Get yourself a little "finger bowl" of water for sealing the ravioli. Dollop about 1 tbsp of filling onto each pastry square and wet two of the sides with the water. Press closed, and then seal by pressing firmly with a fork (but not so hard that you tear the dough). The goal here is to get a nice plump ravioli, but without having the filling smoosh out when you try to close it (which makes it tough to seal, and they're more likely to bust open when you cook them). I fold mine in half like triangles, but you could go a step further and bring the ends around to make them look more like tortellini.

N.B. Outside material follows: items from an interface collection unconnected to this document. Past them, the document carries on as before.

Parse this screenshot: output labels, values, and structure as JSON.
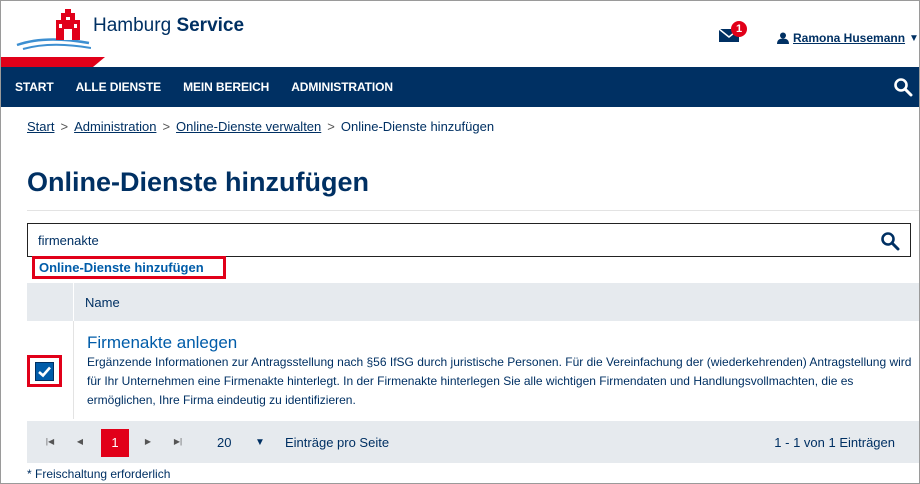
{
  "header": {
    "brand_prefix": "Hamburg",
    "brand_suffix": "Service",
    "mail_count": "1",
    "user_name": "Ramona Husemann"
  },
  "nav": {
    "items": [
      "START",
      "ALLE DIENSTE",
      "MEIN BEREICH",
      "ADMINISTRATION"
    ]
  },
  "breadcrumb": {
    "items": [
      "Start",
      "Administration",
      "Online-Dienste verwalten",
      "Online-Dienste hinzufügen"
    ],
    "separator": ">"
  },
  "page": {
    "title": "Online-Dienste hinzufügen"
  },
  "search": {
    "value": "firmenakte"
  },
  "add_link": "Online-Dienste hinzufügen",
  "table": {
    "header_name": "Name",
    "rows": [
      {
        "title": "Firmenakte anlegen",
        "description": "Ergänzende Informationen zur Antragsstellung nach §56 IfSG durch juristische Personen. Für die Vereinfachung der (wiederkehrenden) Antragstellung wird für Ihr Unternehmen eine Firmenakte hinterlegt. In der Firmenakte hinterlegen Sie alle wichtigen Firmendaten und Handlungsvollmachten, die es ermöglichen, Ihre Firma eindeutig zu identifizieren.",
        "checked": true
      }
    ]
  },
  "pager": {
    "current_page": "1",
    "page_size": "20",
    "page_size_label": "Einträge pro Seite",
    "info": "1 - 1 von 1 Einträgen"
  },
  "footnote": "* Freischaltung erforderlich",
  "colors": {
    "navy": "#003063",
    "red": "#e10019",
    "link_blue": "#005ca9",
    "table_grey": "#e6eaee"
  }
}
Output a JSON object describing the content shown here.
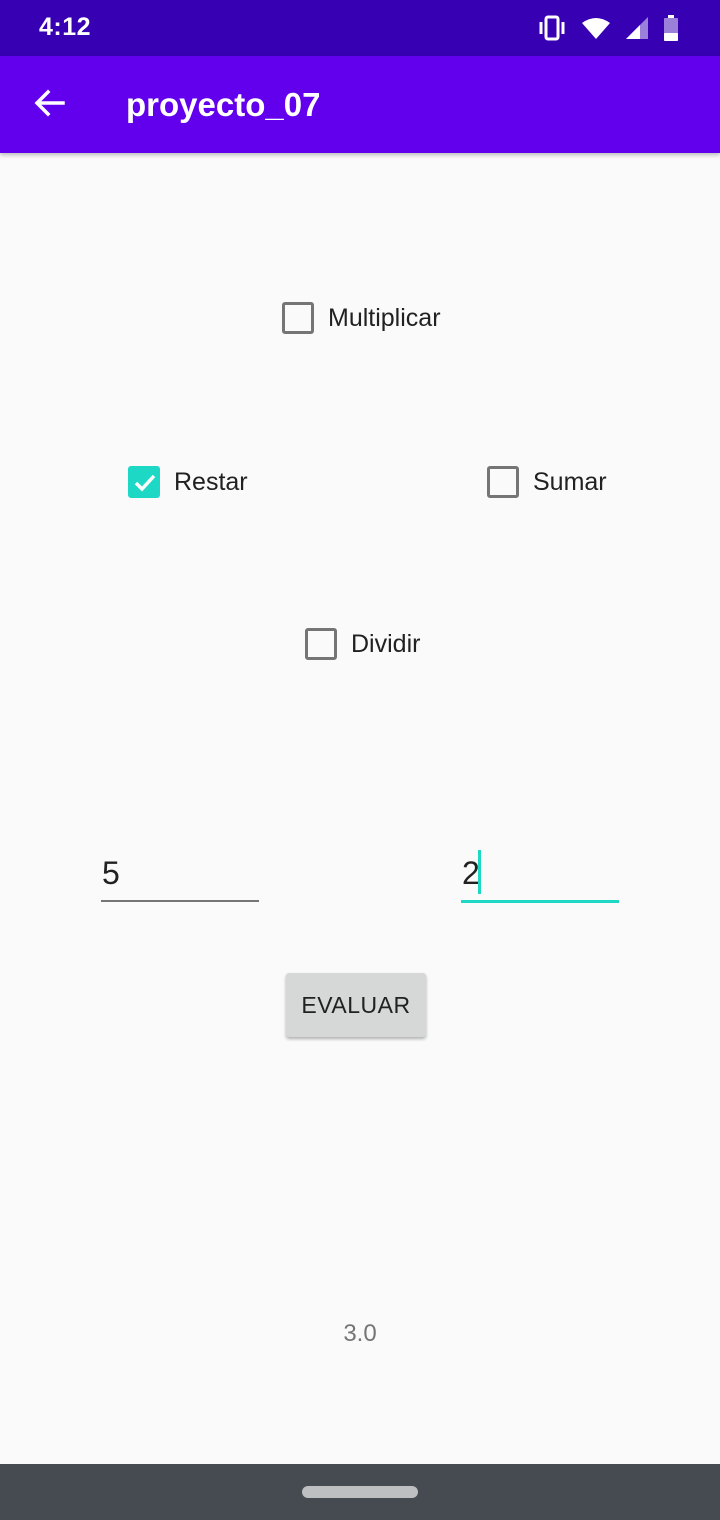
{
  "status": {
    "time": "4:12"
  },
  "app_bar": {
    "title": "proyecto_07"
  },
  "checks": {
    "multiplicar": {
      "label": "Multiplicar",
      "checked": false
    },
    "restar": {
      "label": "Restar",
      "checked": true
    },
    "sumar": {
      "label": "Sumar",
      "checked": false
    },
    "dividir": {
      "label": "Dividir",
      "checked": false
    }
  },
  "inputs": {
    "first_value": "5",
    "second_value": "2"
  },
  "button": {
    "label": "EVALUAR"
  },
  "result": "3.0",
  "colors": {
    "status_bar": "#3700b3",
    "app_bar": "#6200ee",
    "accent": "#1ed8c6"
  },
  "icons": [
    "vibrate-icon",
    "wifi-icon",
    "signal-icon",
    "battery-icon",
    "back-arrow-icon",
    "checkmark-icon"
  ]
}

They don't take much to get cooked - a couple of minutes in boiling, salted water and they're done. Be careful though - they're super delicate.

While mine were in the water I put 4 tbsp of butter into a pan and once it was melted down I added the sage. I let that cook until it was brown, then carefully drained each ravioli and put it into the butter to coat. A little sprinkling of some parmesan cheese, some crushed, toasted walnuts; maybe some biscotti or something, and voila. Nom.

I served mine with the veggie tian I love making, and a mixed greens salad with roasted onion vinaigrette with goat cheese and tomatoes.

Saturday, February 6, 2010

Roasted Onion Vinaigrette

My version was close, but definitely based off of this one. I used regular olive oil for the roasting, and walnut oil once I was ready to puree. I did not have any Sherry wine vinegar, so I used red wine vinegar and added a dash of sherry. I also used brown sugar for the roasting.
I used spring mix for the salad and tossed the greens then added some cherry tomatoes and toasted walnuts. I think goat cheese would be an awesome addition, but don't I always. This would also be great for a warm spinach salad with some crumbled bacon. YUM.

Roasted Onion Dressing
  • 2 large onions (about 1 3/4 pounds), peeled, cut into 8 wedges
  • 1 cup plus 2 tablespoons walnut oil or olive oil
  • 1 tablespoon sugar
  • 1/2 cup canned chicken broth
  • 6 tablespoons Sherry wine vinegar
  • 14 cups mixed greens (such as curly endive, romaine, Belgian endive and radicchio), torn into bite-size pieces
  • 1 cup chopped toasted walnuts (about 4 ounces)
  • 1/2 small red onion, halved, thinly sliced

Friday, February 5, 2010

"Magic Juice"

Ingredients (makes two drinks):
6 hulled strawberries
1 peeled orange
5-7 mint leaves
1/4 peeled cucumber
4-6 oz gin, depending on taste
8 oz fresh lemonade

Dice, then muddle fruits and mint
Pour gin into fruit mixture and let sit for 10-15 minutes
Strain over lemonade and ice
Garnish with fruit slice or mint leaf

Infused sugar

What a sweet idea. And I concur. I always have a jar of vanilla sugar floating around, and now I'm all about the idea of lavender. I also love the suggestion of giving as a gift with a tag that says "You make my life sweeter."
Lavender Sugar by chick*pea.
photo by chick*pea

Scented Sugar shots by Martha